Paula has been an environmental activist since the age of eleven. “I remember in fourth grade, we had very nice trees on the way to our school and at some point they were chopped down. And they were beautiful trees! Why did they chop them down? And then I talked to my teachers and my classmates and I started writing a letter to the mayor and collecting signatures to start planting trees again.”
In 2018, young creative Paula – who loves hiking and riding horses in the mountains in Transylvania – started a Fridays For Future (FFF) youth climate strike group in her town, Sibiu. Police reaction to a protest Paula proposed would eventually begin to force a change in constitutional law in Romania on the right to peaceful protest.
On 29 November 2019, police in Sibiu fined then 14 year-old Paula’s mother for turning a FFF strike into a small march through a Christmas market. In Romania, if you want to hold a legal demonstration, you have to make a request to the mayor’s office. As Paula was a minor, Paula’s mother put in the application. The change of plan was partly down to spontaneous participation from local people, partly because of rain.

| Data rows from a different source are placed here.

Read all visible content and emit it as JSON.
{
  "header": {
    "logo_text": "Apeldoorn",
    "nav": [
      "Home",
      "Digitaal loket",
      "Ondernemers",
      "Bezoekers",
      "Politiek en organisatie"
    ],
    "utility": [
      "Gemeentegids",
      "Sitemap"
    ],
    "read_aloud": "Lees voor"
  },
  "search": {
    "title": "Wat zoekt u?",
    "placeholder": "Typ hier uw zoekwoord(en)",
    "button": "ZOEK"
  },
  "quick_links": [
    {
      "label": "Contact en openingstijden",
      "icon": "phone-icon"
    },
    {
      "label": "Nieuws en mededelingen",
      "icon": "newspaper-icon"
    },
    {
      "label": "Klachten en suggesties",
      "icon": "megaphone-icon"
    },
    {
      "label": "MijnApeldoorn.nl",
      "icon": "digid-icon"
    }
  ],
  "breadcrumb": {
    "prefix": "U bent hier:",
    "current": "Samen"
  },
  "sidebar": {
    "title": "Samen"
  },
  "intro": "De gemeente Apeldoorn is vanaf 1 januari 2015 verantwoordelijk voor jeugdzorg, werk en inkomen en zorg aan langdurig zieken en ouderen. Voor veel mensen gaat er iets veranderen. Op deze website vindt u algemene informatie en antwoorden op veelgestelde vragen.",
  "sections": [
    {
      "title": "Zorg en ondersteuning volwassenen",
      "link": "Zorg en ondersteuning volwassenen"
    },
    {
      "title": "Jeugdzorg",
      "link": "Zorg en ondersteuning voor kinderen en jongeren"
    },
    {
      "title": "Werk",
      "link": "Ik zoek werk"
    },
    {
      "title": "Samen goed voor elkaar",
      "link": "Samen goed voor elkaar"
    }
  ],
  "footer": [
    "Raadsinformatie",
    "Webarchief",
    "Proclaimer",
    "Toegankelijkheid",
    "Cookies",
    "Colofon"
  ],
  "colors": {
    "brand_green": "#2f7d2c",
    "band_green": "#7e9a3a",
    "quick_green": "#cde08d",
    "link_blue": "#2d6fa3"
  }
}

Her group wrote an open letter to the mayor, asking for a carbon reduction plan for the city to 2030, fewer cars, green energy, a cleanup of the local river, and eco-education.
Paula’s FFF strike had mobilised around 100 protesters. “We sang these beautiful strike songs. And then we started collecting signatures for this letter, too. There was the Christmas market, and we took the banners and there was a guy who had a very good voice, and he shouted the chants. And then we walked this group of people through the Christmas market. It was very empowering, that moment there.”
Police waited until the end of the peaceful protest to issue the punitive charge of 1000lei (€205). The police had come to tell her mother, “Do you know that this isn’t legal?”, referring to the diversion from the planned route in the application.
Paula felt angry. “Why shouldn’t it be legal? It is our right to protest!”
The rules for protest were already restrictive. For Paula the message was clear – “that we just stay there and shut our mouth and maybe have a little paper, but not a banner. Not at all. Nothing. Just stay there and hopefully nobody sees.”
“I felt angry because they fine us and we are a bunch of kids, actually, and they do nothing to get the people who actually harm the environment. You know, we have a big problem with illegal cutting of trees in Romania? They fine the wrong people! I don’t even know what they want to do. Do they want to silence us? But that’s not the point of democracy and we want a democracy. It doesn’t make sense.”
Greenpeace Romania lawyers have been lending a helping hand with contesting the fine – and the constitutionality of the law itself. The 1991 law was older than most of the protesters present. It places absurd obligations and responsibilities on organisers, obligations which for spontaneous protests are impossible to respect. They are now waiting on the Romanian Constitutional court to rule on this law.
How does Paula feel about her protest starting this conversation in Romania’s constitutional courts? Characteristically, she says that “it’s very empowering to know that maybe you don’t plan things to happen and then they do. And then you are like, wow, how did this happen?”
Even the coronavirus crisis didn’t dampen Paula’s spirit for creative activism. During lockdown, she used her passion for writing to compile a book, an “ABC for people who are interested in climate. It’s about the attitude of caring, especially for the environment and tips on the different subjects. And little stories that I wrote. It was nice to be able to use the lockdown time efficiently.”
And on Friday 19th March 2021, Paula went to another school strike for climate – this time, a flash mob. “We have a bridge that’s called the bridge of lying, kind of. And that I think that we thought it would be very symbolic to make the strike there, about empty promises.”